[within]. Deliver us!
[within]. Deliver us!
What ghastly noise is this? Speak, Barbarossa,
Or, by this blazing steel, thy head goes off!
Prisoners of mine, whom I in diet keep.
Send lower down into the cave,
And in a tub that's heated smoking hot,
There may they find them, and deliver them.
Run, squire and dwarf; deliver them with speed.
[Exeunt Tim and George.
But will not Ralph kill this giant? Surely I am afraid, if he let him go, he will do as much hurt as ever he did.
Not so, mouse, neither, if he could convert him.
Ay, George, if he could convert him; but a giant is not so soon converted as one of us ordinary people. There's a pretty tale of a witch, that had the devil's mark about her, (God bless us!) that had a giant to her son, that was called Lob-lie-by-the-fire; didst never, hear it, George?
Peace, Nell, here comes the prisoners.]

Re-enter TIM, leading a third Man, with a glass of lotion in his hand, and GEORGE leading a Woman, with diet-bread and drink in her hand.

Here be these pinèd wretches, manful knight,
That for this six weeks have not seen a wight.
Deliver what you are, and how you came
To this sad cave, and what your usage was?
3rd Man.
I am an errant knight that followed arms
With spear and shield; and in my tender years
I stricken was with Cupid's fiery shaft,
And fell in love with this my lady dear,
And stole her from her friends in Turnbull Street,
And bore her up and down from town to town,
Where we did eat and drink, and music hear;
Till at the length at this unhappy town
We did arrive, and coming to this cave,
This beast us caught, and put us in a tub,
Where we this two months sweat, and should have done
Another month, if you had not relieved us.
This bread and water hath our diet been,
Together with a rib cut from a neck
Of burned mutton; hard hath been our fare:
Release us from this ugly giant's snare!
3rd Man.
This hath been all the food we have received;
But only twice a-day, for novelty,

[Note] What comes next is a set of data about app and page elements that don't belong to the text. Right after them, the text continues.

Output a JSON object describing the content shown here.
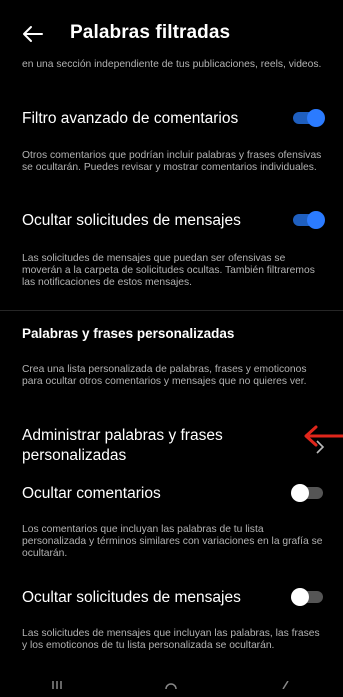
{
  "header": {
    "title": "Palabras filtradas"
  },
  "intro_tail": "en una sección independiente de tus publicaciones, reels, videos.",
  "settings": {
    "advanced_filter": {
      "label": "Filtro avanzado de comentarios",
      "description": "Otros comentarios que podrían incluir palabras y frases ofensivas se ocultarán. Puedes revisar y mostrar comentarios individuales.",
      "enabled": true
    },
    "hide_message_requests": {
      "label": "Ocultar solicitudes de mensajes",
      "description": "Las solicitudes de mensajes que puedan ser ofensivas se moverán a la carpeta de solicitudes ocultas. También filtraremos las notificaciones de estos mensajes.",
      "enabled": true
    }
  },
  "custom_section": {
    "title": "Palabras y frases personalizadas",
    "description": "Crea una lista personalizada de palabras, frases y emoticonos para ocultar otros comentarios y mensajes que no quieres ver.",
    "manage_label": "Administrar palabras y frases personalizadas",
    "hide_comments": {
      "label": "Ocultar comentarios",
      "description": "Los comentarios que incluyan las palabras de tu lista personalizada y términos similares con variaciones en la grafía se ocultarán.",
      "enabled": false
    },
    "hide_custom_message_requests": {
      "label": "Ocultar solicitudes de mensajes",
      "description": "Las solicitudes de mensajes que incluyan las palabras, las frases y los emoticonos de tu lista personalizada se ocultarán.",
      "enabled": false
    }
  },
  "colors": {
    "toggle_on": "#2b7bff",
    "annotation_arrow": "#e0261b"
  },
  "icons": {
    "back": "arrow-left-icon",
    "chevron": "chevron-right-icon",
    "annotation": "red-arrow-icon"
  }
}
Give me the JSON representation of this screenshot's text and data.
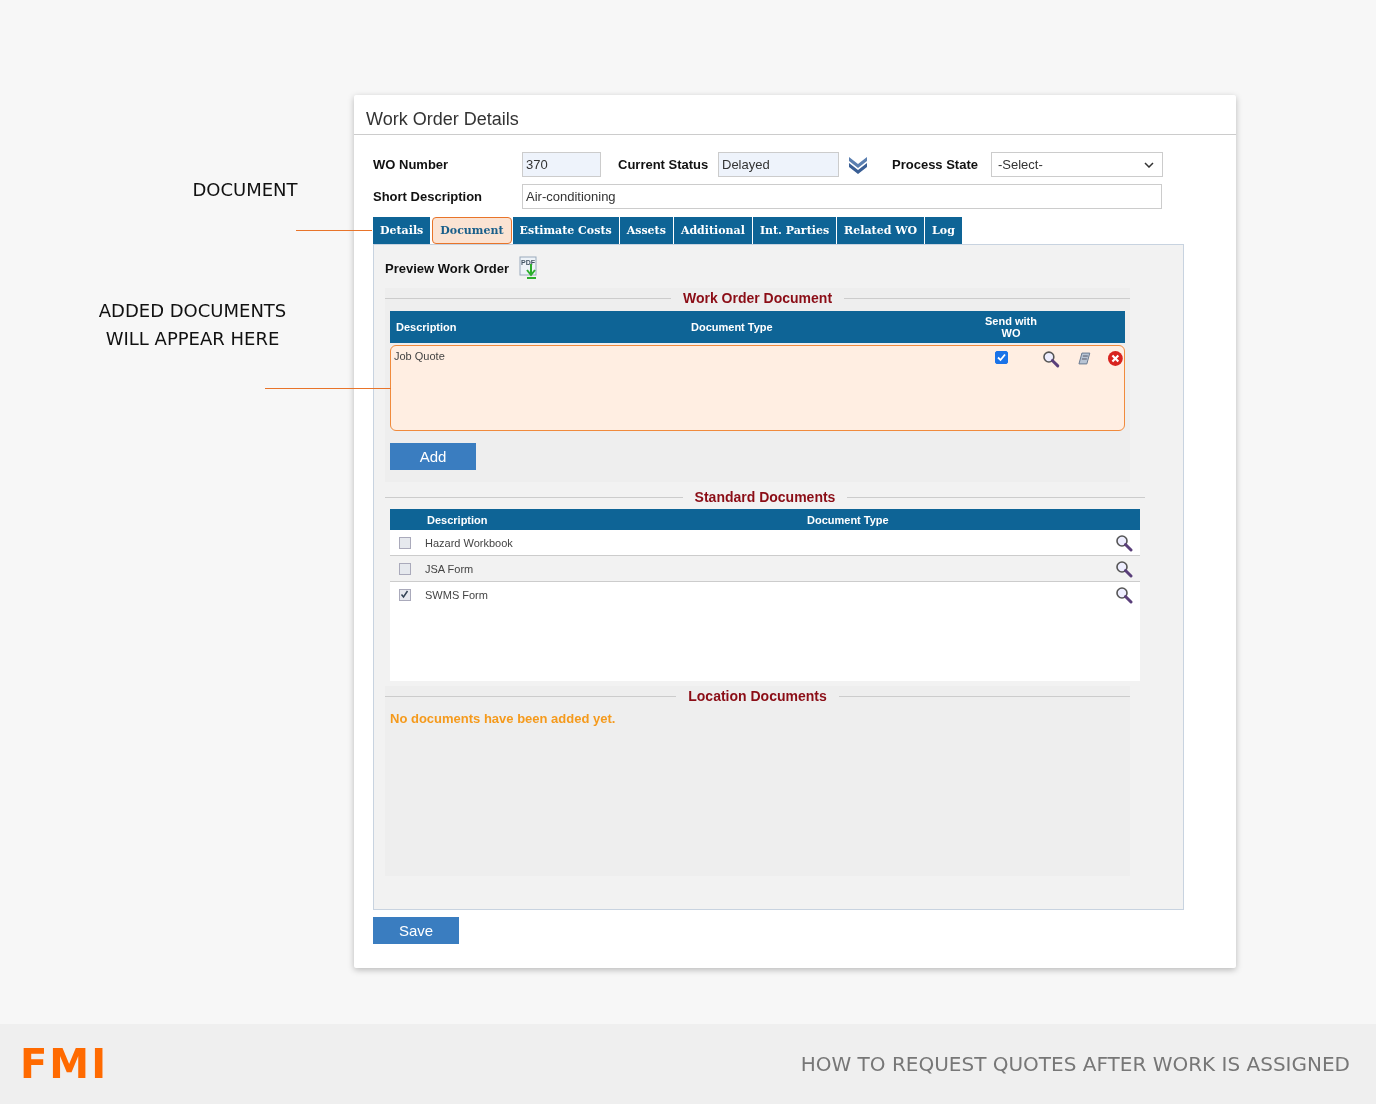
{
  "annotations": [
    {
      "text": "DOCUMENT"
    },
    {
      "text": "ADDED DOCUMENTS WILL APPEAR HERE"
    }
  ],
  "window": {
    "title": "Work Order Details"
  },
  "form": {
    "wo_number": {
      "label": "WO Number",
      "value": "370"
    },
    "current_status": {
      "label": "Current Status",
      "value": "Delayed"
    },
    "process_state": {
      "label": "Process State",
      "value": "-Select-"
    },
    "short_description": {
      "label": "Short Description",
      "value": "Air-conditioning"
    }
  },
  "tabs": [
    {
      "label": "Details",
      "selected": false
    },
    {
      "label": "Document",
      "selected": true
    },
    {
      "label": "Estimate Costs",
      "selected": false
    },
    {
      "label": "Assets",
      "selected": false
    },
    {
      "label": "Additional",
      "selected": false
    },
    {
      "label": "Int. Parties",
      "selected": false
    },
    {
      "label": "Related WO",
      "selected": false
    },
    {
      "label": "Log",
      "selected": false
    }
  ],
  "preview": {
    "label": "Preview Work Order",
    "icon_text": "PDF"
  },
  "work_order_document": {
    "title": "Work Order Document",
    "columns": [
      "Description",
      "Document Type",
      "Send with WO"
    ],
    "rows": [
      {
        "description": "Job Quote",
        "send_with_wo": true
      }
    ],
    "add_button": "Add"
  },
  "standard_documents": {
    "title": "Standard Documents",
    "columns": [
      "Description",
      "Document Type"
    ],
    "rows": [
      {
        "description": "Hazard Workbook",
        "checked": false
      },
      {
        "description": "JSA Form",
        "checked": false
      },
      {
        "description": "SWMS Form",
        "checked": true
      }
    ]
  },
  "location_documents": {
    "title": "Location Documents",
    "message": "No documents have been added yet."
  },
  "save_button": "Save",
  "footer": {
    "logo": "FMI",
    "caption": "HOW TO REQUEST QUOTES AFTER WORK IS ASSIGNED"
  }
}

He gave a spoonful of this hearty broth
To each of us, through this same slender quill.
[Pulls out a syringe.
From this infernal monster you shall go,
That useth knights and gentle ladies so!—
Convey them hence.
[3rd Man and Woman are led off, by Tim and George, who presently re-enter.
Cony, I can tell thee, the gentlemen like Ralph.
Ay, George, I see it well enough.—Gentlemen, I thank you all heartily for gracing my man Ralph; and I promise you, you shall see him oftener.]
Mercy, great knight! I do recant my ill,
And henceforth never gentle blood will spill.
I give thee mercy; but yet shalt thou swear,
Upon my Burning Pestle, to perform
Thy promise utterèd.
I swear and kiss.
[Kisses the Pestle.
Depart, then and amend.—
[Exit Barber.
Come, squire and dwarf; the sun grows towards his set,
And we have many more adventures yet.
Now Ralph is in this humour, I know he would ha' beaten all the boys in the house, if they had been set on him.
Ay. George, but it is well as it is: I warrant you, the gentlemen do consider what it is to overthrow a giant.]